Gatland revels in historical win
February 25, 2012
Scott Williams goes over for the match-winning score © Getty Images
Warren Gatland singled out Wales' "composure and character" after seeing his side claim the Triple Crown with a 19-12 victory over England at Twickenham.
Scott Williams scored the winning touchdown in the second half and Leigh Halfpenny kicked 14 points for Wales while fly-half Owen Farrell kicked four penalties for England. It was the first time Wales had ever won the Triple Crown at Twickenham.
Gatland said: "I said to the players before the game they had a chance to create history. They've done that and I'm delighted. It was a great Test match. England's defence was excellent. Maybe the occasion got to some of our younger players, Leigh Halfpenny missing his first kick and maybe Rhys Priestland did not have his best game but he came through that.
"We showed signs of great composure and character, that's a sign of a team which will get better in time."
England coach Stuart Lancaster, who had called for his team to improve their game by 10 per cent following narrow victories against Scotland and Italy, said: "We are very disappointed to lose but proud of the players and the effort they put in. It was a great Test match and all credit to Wales. Both sides gave it 100 per cent.
"We did improve. The intensity and the pressure of the situation and the inexperience in the squad were all things to test us but we played with credit and did the rose proud. There are lots of lessons we can learn but games at this level are going to be won by very fine margins. It's up to us to learn those lessons and move on and that's part of team development.
"We've been together for less than four weeks and I think we should take credit for how the players have worked."
England might have snatched a draw in the closing seconds when wing David Strettle went over in the corner with several Welsh players clinging to him but the decision went to video official Iain Ramage and he ruled the touchdown was inconclusive. Lancaster said: "It was far away from us. I stopped looking because it was not my decision.
"I couldn't control it. But the decision was made and games are lost not on one decision but on lots of things that happen in the course of the game. I don't want to dwell too much on that decision."
Gatland said: "If it had been awarded a try we wouldn't have complained. Toby (Flood)would still have had to kick a conversion to tie the game."

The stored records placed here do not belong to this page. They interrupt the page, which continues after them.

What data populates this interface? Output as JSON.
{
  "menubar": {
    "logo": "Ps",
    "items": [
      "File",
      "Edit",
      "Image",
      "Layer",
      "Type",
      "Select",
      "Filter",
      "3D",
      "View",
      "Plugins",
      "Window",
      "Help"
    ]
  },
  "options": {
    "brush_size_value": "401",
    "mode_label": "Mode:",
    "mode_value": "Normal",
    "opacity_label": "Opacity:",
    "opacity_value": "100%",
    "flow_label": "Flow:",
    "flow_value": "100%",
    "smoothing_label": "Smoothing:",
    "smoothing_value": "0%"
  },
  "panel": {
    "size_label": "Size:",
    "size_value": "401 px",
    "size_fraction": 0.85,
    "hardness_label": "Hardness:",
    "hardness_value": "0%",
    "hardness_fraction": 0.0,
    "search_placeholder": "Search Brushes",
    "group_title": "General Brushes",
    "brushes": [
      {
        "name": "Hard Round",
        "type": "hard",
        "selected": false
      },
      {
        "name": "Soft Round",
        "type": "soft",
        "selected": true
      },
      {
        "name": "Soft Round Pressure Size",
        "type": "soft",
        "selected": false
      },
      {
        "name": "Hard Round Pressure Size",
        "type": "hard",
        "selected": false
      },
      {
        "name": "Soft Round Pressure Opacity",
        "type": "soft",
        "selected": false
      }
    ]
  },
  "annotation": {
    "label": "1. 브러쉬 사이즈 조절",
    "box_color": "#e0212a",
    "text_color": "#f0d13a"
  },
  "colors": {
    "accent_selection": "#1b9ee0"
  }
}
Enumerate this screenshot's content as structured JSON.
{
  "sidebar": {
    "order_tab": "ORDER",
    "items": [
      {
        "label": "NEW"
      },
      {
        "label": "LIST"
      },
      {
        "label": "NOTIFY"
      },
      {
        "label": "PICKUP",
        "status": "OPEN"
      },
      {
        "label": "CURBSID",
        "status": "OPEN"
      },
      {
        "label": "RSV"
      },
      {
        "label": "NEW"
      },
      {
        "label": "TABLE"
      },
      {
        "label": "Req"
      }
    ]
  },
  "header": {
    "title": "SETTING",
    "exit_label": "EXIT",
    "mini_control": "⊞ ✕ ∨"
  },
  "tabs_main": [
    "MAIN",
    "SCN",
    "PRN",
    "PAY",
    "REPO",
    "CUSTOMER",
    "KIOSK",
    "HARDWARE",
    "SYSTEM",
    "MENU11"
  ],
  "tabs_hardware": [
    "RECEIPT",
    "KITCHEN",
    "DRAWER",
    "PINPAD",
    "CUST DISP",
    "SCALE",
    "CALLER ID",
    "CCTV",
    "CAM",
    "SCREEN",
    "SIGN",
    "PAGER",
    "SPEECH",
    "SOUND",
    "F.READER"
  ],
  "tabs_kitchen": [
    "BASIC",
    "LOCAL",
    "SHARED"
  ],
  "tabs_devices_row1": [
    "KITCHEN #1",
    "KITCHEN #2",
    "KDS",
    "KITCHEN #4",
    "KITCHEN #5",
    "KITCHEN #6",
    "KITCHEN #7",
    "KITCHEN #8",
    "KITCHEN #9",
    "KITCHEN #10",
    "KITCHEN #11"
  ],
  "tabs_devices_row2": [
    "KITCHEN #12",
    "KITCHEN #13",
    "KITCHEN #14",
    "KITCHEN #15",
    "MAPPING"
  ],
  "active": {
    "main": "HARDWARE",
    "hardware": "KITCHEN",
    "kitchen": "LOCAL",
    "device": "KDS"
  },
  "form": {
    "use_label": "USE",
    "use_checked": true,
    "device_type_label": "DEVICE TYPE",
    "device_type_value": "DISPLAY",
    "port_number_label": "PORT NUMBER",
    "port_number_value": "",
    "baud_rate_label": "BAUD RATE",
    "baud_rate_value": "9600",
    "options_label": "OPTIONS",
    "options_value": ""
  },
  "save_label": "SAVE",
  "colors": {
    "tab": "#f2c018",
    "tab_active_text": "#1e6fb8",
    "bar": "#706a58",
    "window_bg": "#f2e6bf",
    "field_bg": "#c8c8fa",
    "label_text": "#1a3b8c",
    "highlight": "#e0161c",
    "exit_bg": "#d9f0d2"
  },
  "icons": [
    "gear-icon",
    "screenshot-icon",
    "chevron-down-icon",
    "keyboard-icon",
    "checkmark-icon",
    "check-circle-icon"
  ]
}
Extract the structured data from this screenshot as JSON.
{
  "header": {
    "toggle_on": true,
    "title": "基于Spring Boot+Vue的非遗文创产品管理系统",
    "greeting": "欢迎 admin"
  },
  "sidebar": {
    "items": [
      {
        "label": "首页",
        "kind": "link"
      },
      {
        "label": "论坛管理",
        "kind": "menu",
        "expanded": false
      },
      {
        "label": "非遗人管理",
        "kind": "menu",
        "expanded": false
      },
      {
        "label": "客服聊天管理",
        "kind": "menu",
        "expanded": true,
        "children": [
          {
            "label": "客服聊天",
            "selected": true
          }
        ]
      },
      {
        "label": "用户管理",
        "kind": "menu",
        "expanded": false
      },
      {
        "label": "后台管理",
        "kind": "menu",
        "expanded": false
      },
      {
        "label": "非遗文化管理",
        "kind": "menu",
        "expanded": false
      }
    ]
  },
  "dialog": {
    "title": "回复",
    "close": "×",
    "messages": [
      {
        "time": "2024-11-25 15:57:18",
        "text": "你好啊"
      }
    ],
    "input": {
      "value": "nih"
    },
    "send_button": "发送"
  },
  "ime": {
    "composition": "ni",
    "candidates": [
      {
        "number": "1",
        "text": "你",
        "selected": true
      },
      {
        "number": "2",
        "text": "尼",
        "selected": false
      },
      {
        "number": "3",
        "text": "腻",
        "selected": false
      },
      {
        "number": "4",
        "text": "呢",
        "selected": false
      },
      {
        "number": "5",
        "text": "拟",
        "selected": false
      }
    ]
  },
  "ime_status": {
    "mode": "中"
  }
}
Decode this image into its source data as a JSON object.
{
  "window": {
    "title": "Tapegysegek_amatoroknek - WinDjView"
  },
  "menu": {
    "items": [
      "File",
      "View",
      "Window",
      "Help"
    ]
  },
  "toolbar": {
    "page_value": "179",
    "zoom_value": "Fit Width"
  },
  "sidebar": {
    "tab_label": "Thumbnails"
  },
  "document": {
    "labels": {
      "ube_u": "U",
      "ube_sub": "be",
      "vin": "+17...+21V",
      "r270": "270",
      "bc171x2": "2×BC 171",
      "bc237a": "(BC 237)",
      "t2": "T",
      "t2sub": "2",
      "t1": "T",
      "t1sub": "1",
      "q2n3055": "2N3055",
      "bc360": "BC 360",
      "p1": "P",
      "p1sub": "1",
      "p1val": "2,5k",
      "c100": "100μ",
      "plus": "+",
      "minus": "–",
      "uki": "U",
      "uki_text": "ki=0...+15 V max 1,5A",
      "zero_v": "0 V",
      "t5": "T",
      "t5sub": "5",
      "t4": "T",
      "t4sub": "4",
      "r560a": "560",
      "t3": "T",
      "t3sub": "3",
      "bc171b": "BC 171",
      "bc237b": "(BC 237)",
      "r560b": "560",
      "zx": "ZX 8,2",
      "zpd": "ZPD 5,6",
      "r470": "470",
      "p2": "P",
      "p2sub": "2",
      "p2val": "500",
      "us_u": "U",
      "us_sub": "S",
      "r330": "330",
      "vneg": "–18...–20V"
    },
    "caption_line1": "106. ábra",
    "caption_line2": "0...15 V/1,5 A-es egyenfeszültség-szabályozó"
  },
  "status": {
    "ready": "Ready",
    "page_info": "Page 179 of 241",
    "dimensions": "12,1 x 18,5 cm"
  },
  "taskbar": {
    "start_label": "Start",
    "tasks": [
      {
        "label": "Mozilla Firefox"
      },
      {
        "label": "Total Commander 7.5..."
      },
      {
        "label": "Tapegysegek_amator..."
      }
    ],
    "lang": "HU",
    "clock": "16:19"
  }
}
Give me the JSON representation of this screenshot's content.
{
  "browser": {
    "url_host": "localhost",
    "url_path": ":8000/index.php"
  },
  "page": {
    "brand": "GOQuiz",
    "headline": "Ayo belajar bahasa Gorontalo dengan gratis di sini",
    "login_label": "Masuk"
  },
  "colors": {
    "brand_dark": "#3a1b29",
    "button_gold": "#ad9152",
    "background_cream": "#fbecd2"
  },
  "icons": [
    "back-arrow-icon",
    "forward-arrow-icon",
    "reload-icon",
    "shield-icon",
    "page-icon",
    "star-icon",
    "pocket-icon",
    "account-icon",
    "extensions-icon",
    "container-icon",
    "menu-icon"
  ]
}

The one sour note for Wales was an injury to centre Jamie Roberts who damaged medial ligaments and will be out of action for two weeks. Gatland, however, was pleased with the way Wales dealt with the sin-binning of fly-half Priestland, who was yellow-carded for an offside tackle in the second half.
Gatland said: "We played better with 14 men than 15. We were guilty of trying to move ball in first half without having earned that right. Keeping the ball in that 10 minutes was the turning point of the match."
Wales also squandered an almost certain try when Scott Williams should have off-loaded to George North in the second half. Fortunately for Wales, Williams made up for it with his try, ripping the ball from Courtney Lawes and racing upfield to score. Gatland said: "I said to him (Williams)in the changing room 'Was that try to make up for the other one'. He wasn't very happy with himself.
"It's nice to see it coming off. We work at ripping the ball off players and he's ripped it out of Courtney Lawes' arms and gone down the field. It came off and changed the game."
Lancaster, however, believes England's inexperienced side are travelling in the right direction. He said: "There are lots of things we talked about in training that we began to see coming through. The players are hurting which shows how much they care.
"We said to them we have got to use that. We have a massive game in two weeks time over in France. We are looking forward to learning the lessons from this challenge and moving on."
© ESPN Sports Media Ltd.
Huw Richards assesses where Wales are after a mixed Six Nations, with front row seats still very much available for the World Cup
John Mitchell lapped up the action on 'Sensational Saturday' - but warns not to expect a repeat come Rugby World Cup time later this year
Craig Dowd warns England, Ireland and Wales they should play to their strengths rather than those of the All Blacks and the Wallabies
Tom Hamilton runs the rule over just where the six countries stand ahead of the global gathering in September